Separate Out Food
I’ve always heard that children don’t like their food mixed together. When we’re having soup or a casserole I separate out all the different elements. For example, Shrimp Stir Fry is served as shrimp, veggies and brown rice. Each food is grouped together instead of mixed together.
I will also pick out the items I know my son won’t eat, like onions and cooked tomatoes. Gumbo becomes sausage, bell pepper and rice.
My son has tried and doesn’t like lettuce. If we’re having a salad with our meal I will just serve him the tomatoes and cucumbers I know he does like and will eat.
Make small adjustments to what you’re serving to get your child to eat it. The other day I made Sweet Potato Chicken Wraps from the Fixate Cookbook. The recipe called for mashing the sweet potatoes and mixing them with chicken and wrapping it all up in a collard green leaf. I wasn’t even sure I would like it. To make sure my son would eat it I left the sweet potatoes on the side and wrapped the chicken up in a tortilla for him.
I do the same when my husband & I are lowering our carb intake and having Turkey Taco Lettuce Wraps. I make lettuce wraps for us and use regular taco shells for my son.
If there are foods I know he likes but not cooked, like tomatoes and carrots, I will simply set some aside for him and serve them uncooked. Again, the rule in our house is you have to at least try a bite.
Top It Off
I’ve found that ketchup & cheese make almost any meal edible for a child.
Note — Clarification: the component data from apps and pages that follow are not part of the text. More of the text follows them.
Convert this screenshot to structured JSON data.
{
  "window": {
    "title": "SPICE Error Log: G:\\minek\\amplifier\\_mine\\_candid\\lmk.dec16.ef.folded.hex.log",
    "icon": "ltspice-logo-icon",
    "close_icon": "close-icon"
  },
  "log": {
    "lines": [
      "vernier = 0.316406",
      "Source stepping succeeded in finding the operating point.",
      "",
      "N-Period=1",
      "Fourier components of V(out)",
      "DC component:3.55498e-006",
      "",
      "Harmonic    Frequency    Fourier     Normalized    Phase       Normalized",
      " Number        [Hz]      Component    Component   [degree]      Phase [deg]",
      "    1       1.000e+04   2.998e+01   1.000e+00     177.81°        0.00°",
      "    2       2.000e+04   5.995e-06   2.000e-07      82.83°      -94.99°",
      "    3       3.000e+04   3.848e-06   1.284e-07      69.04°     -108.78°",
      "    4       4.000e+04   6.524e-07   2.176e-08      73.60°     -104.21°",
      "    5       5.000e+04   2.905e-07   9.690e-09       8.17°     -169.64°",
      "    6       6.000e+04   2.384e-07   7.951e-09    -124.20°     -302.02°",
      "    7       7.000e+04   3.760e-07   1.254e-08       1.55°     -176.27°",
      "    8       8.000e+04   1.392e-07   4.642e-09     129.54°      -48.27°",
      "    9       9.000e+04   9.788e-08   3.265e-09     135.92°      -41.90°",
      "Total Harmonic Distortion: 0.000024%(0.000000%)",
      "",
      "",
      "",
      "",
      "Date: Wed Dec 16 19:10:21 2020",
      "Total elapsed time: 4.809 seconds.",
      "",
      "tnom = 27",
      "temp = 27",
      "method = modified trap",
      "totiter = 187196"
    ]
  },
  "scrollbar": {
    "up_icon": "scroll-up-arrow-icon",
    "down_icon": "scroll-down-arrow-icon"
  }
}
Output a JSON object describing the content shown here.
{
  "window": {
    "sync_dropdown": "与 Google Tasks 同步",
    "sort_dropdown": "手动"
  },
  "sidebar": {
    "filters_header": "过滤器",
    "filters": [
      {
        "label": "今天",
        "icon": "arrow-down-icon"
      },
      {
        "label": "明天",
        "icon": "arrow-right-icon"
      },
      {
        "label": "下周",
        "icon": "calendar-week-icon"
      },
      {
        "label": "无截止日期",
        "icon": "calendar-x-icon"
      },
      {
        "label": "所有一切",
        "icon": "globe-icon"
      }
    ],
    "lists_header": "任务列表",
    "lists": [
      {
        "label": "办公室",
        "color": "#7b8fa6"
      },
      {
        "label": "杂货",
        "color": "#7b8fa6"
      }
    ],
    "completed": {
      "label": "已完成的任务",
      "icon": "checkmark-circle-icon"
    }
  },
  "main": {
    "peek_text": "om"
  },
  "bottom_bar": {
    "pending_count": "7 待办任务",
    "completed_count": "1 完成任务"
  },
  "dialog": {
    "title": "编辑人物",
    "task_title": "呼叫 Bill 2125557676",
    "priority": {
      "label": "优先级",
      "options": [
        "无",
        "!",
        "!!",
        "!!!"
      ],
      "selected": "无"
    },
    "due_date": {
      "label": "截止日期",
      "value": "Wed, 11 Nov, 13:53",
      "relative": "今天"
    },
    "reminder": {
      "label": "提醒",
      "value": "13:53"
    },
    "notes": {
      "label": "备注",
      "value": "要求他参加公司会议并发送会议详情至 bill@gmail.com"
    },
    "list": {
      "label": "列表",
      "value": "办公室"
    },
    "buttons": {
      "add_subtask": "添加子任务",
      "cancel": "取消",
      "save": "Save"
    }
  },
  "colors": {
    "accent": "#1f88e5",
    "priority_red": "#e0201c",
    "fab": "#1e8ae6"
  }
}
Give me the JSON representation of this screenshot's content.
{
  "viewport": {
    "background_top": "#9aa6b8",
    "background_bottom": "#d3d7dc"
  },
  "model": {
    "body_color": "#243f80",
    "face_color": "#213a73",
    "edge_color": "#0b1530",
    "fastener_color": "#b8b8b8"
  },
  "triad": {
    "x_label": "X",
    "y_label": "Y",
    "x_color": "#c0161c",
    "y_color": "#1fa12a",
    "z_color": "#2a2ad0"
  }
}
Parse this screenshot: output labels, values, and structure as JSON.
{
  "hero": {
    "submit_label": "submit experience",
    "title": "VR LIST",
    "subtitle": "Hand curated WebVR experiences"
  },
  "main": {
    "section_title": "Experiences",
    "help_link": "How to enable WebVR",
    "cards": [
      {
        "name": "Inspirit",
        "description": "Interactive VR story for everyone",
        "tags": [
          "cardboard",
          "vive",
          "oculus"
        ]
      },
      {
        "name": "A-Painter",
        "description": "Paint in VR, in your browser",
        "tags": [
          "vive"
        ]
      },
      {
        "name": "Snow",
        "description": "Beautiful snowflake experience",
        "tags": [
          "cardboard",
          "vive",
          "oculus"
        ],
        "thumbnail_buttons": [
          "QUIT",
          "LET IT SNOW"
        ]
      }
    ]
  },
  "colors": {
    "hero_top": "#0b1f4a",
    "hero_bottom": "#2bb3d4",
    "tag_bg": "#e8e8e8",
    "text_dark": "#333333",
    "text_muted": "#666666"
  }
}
My son loves broccoli- with shredded cheese on top that is. Any meat (chicken, beef, fish) we are eating goes down a lot easier with ketchup. I usually present the meal like we are eating it and if there is any pushback I’ll offer to top things off with cheese or ketchup.
We use reverse psychology at the dinner table a lot. We like to tell our son that we don’t want him to eat all his vegetables or meat because it will make him grow and then we will have to buy him all new clothes and shoes. You’d be surprised how often he will actually play along, even as he’s gotten older, and say look I’m eating the asparagus. To which we reply, “Oh, No! Now you’re going to get big and strong!” Weird, but it works.
I would love to tell you these ideas work every time, but they don’t always. There have been a couple of occasions where I know my child is not going to eat what I’ve made. In those cases we make him at least try a bite. If it doesn’t go over well there’s the option of a sandwich or Spaghetti-O’s.
How do you get kids to eat healthy in your house?